Author of The Lost Daughter returns to St. Louis

The Lost Daughter, the sixth and most recent novel by St. Louis native Lucy Ferriss, opens with a harrowing prologue. Teenagers Brooke and Alex, high school sweethearts, panicked by an accidental pregnancy, rent a hotel room to deliver their stillborn child, leaving its body in a dumpster.

Lucy Ferriss will read from her work March 6.

Fifteen years later, Brooke is happily married, proud mother to a young daughter. But when Alex — recently divorced and mourning the death of his son — resurfaces, it triggers a series of revelations that threaten to undo Brooke’s carefully constructed life.

At 6 p.m. Tuesday, March 6, Ferris — a writer-in-residence at Trinity College in Hartford — will read from her work for The Writing Program in Arts & Sciences’ spring Reading Series.

The talk is free and open to the public and takes place in Hurst Lounge, Room 201, Duncker Hall, at the northwest corner of Brookings Quadrangle. A reception and book signing will immediately follow.

For more information, call (314) 935-7130.

The Lost Daughter began with headlines,” Ferriss writes on her website. “Police had been finding the tiny remains of unwanted babies in dumpsters and restrooms. This wasn’t news. What was news was that the parents turned out to be middle-class white teenagers. How could this have happened? the reporters wanted to know.

“Well, I thought, I know exactly how it happened. And so, more than a decade ago, I set out to write a depressing story. But along the way, my teenaged characters, never caught, grew up. They kept their guilt buried inside them, carrying it as we all carry the unknown sins of our past, letting those mistakes weigh us down.

“Then, surprisingly, I discovered this: the baby lived. And The Lost Daughter was born.”

Ferriss is the author of nine books, including the novels Against Gravity (1996), The Misconceiver (1997) and Nerves of the Heart (2002), as well as the collection Leaving the Neighborhood and Other Stories (2001). Her memoir, Unveiling the Prophet: The Misadventures of a Reluctant Debutante, was named one of the best books of 2005 by the Riverfront Times.

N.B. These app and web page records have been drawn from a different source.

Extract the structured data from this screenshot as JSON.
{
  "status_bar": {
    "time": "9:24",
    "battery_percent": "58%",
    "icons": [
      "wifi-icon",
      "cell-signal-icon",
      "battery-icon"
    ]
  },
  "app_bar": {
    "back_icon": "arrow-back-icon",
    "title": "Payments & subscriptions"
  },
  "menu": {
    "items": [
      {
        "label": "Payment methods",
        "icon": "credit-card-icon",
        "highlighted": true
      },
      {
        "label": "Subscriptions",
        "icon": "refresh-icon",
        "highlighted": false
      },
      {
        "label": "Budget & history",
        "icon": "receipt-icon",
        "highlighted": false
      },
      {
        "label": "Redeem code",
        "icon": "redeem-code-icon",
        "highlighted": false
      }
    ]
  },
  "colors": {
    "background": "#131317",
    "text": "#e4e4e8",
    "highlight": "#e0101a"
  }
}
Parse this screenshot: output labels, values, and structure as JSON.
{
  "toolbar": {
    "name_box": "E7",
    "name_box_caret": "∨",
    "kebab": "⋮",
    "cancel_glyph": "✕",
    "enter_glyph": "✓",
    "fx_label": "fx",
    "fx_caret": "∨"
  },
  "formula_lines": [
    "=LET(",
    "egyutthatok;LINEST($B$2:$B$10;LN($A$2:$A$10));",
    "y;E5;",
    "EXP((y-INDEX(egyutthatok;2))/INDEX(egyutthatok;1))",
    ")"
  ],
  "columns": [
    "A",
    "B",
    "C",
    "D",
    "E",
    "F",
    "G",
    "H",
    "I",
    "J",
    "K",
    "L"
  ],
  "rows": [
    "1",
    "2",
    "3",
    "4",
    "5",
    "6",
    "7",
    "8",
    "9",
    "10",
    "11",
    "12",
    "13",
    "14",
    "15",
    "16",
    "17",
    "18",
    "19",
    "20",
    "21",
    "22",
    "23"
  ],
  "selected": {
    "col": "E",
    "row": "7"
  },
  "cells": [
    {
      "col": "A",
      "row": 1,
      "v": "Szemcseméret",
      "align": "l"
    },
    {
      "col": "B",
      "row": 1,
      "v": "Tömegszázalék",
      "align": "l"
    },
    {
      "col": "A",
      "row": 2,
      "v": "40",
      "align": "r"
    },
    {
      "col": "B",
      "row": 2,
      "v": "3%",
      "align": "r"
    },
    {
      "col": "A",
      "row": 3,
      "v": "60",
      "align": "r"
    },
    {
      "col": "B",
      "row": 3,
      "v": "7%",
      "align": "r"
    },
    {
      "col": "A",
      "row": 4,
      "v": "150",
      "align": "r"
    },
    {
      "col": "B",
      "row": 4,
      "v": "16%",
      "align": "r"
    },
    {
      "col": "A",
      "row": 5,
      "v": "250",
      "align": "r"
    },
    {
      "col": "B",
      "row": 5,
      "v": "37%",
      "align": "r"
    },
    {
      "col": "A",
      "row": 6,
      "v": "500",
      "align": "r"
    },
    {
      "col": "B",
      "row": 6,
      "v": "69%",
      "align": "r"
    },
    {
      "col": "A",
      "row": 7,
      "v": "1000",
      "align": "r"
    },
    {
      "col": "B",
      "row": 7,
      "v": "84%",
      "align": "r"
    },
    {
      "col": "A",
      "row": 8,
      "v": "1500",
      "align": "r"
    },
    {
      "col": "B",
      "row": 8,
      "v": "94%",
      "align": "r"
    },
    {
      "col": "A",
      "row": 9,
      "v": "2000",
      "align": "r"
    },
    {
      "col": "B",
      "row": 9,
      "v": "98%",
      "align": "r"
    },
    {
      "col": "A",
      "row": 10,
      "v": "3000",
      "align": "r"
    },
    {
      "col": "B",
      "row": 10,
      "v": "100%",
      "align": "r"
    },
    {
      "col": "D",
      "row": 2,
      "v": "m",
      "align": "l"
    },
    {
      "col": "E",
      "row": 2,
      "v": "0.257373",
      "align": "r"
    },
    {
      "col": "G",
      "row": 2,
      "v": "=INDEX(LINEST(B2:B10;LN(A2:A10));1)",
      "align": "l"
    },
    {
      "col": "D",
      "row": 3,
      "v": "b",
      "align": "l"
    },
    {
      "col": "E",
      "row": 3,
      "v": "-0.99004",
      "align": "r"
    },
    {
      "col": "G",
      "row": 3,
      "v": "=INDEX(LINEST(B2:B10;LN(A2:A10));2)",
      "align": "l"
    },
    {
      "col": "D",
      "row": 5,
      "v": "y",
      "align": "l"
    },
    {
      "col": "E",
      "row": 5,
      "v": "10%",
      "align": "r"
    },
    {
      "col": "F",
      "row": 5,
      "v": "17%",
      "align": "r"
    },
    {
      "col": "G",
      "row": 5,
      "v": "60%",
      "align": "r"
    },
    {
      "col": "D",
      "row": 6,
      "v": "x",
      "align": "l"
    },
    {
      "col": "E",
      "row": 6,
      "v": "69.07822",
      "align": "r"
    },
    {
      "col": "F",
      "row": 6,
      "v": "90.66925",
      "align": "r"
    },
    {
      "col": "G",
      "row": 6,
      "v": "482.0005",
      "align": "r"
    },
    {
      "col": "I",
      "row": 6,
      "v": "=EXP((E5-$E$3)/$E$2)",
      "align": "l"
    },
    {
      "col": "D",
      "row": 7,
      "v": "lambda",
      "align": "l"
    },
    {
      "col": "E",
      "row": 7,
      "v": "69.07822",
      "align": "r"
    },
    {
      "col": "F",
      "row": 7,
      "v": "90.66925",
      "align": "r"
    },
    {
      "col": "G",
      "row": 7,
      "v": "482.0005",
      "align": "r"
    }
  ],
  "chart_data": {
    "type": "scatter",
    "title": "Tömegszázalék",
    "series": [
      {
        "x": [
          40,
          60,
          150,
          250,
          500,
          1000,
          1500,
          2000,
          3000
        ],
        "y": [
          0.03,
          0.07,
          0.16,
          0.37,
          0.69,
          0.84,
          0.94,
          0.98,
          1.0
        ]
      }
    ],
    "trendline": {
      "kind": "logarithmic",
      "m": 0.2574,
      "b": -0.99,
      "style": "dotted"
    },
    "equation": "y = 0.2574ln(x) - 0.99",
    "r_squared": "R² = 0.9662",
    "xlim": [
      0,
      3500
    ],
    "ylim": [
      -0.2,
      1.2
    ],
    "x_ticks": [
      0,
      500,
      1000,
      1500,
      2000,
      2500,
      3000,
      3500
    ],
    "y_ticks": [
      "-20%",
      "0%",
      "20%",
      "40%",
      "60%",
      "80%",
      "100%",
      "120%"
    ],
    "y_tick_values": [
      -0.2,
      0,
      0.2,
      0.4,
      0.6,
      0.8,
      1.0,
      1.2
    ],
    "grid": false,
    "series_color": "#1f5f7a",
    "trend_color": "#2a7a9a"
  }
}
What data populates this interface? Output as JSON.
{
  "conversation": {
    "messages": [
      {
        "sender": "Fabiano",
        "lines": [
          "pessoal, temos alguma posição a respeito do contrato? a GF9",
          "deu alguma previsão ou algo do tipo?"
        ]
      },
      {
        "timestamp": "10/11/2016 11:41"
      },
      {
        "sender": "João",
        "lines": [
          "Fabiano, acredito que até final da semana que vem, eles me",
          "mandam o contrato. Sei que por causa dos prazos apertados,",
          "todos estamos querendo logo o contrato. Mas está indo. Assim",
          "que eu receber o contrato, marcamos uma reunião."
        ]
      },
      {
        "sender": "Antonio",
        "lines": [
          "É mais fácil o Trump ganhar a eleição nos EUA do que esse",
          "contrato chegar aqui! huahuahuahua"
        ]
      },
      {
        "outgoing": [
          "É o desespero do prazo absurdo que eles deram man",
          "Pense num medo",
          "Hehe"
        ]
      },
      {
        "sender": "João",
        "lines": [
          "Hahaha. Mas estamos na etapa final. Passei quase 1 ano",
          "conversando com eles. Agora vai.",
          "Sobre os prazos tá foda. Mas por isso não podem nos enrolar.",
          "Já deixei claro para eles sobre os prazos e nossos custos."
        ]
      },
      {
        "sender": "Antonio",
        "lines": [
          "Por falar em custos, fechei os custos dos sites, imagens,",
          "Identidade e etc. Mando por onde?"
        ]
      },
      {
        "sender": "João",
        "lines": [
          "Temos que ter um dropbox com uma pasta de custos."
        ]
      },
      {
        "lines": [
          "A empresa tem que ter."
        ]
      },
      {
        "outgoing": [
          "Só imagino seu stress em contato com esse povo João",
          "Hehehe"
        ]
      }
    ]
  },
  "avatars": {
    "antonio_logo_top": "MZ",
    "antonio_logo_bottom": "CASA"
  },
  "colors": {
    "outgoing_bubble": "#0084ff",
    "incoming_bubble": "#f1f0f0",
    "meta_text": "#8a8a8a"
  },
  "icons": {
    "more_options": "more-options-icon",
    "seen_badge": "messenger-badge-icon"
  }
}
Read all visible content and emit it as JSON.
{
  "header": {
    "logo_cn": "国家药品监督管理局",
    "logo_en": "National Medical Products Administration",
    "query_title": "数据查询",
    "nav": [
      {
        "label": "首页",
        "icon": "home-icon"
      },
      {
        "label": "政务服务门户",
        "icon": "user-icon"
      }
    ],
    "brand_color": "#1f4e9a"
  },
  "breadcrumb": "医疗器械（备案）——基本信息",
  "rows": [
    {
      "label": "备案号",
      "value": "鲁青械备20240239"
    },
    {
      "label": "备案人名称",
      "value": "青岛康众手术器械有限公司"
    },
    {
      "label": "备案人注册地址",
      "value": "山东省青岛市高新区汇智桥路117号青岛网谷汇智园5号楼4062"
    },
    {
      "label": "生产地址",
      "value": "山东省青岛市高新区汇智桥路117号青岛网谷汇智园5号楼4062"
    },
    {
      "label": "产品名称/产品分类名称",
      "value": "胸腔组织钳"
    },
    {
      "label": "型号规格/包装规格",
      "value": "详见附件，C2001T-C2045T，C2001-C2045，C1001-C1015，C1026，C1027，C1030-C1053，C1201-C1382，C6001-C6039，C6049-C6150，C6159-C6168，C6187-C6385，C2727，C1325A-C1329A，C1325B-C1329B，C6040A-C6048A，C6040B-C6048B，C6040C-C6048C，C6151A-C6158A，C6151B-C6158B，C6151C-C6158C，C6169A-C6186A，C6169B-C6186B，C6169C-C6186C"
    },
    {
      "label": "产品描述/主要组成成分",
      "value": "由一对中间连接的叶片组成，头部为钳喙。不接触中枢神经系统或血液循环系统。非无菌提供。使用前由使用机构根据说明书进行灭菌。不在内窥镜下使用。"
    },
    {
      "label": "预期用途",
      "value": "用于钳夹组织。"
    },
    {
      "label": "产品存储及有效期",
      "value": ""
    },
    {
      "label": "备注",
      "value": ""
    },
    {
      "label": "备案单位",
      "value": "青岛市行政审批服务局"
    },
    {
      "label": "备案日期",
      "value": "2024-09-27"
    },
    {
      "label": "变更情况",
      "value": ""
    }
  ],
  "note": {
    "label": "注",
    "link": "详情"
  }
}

Current projects include a historical novel, The Woman Who Bought the Sky, and a new novel, tentatively titled Honor.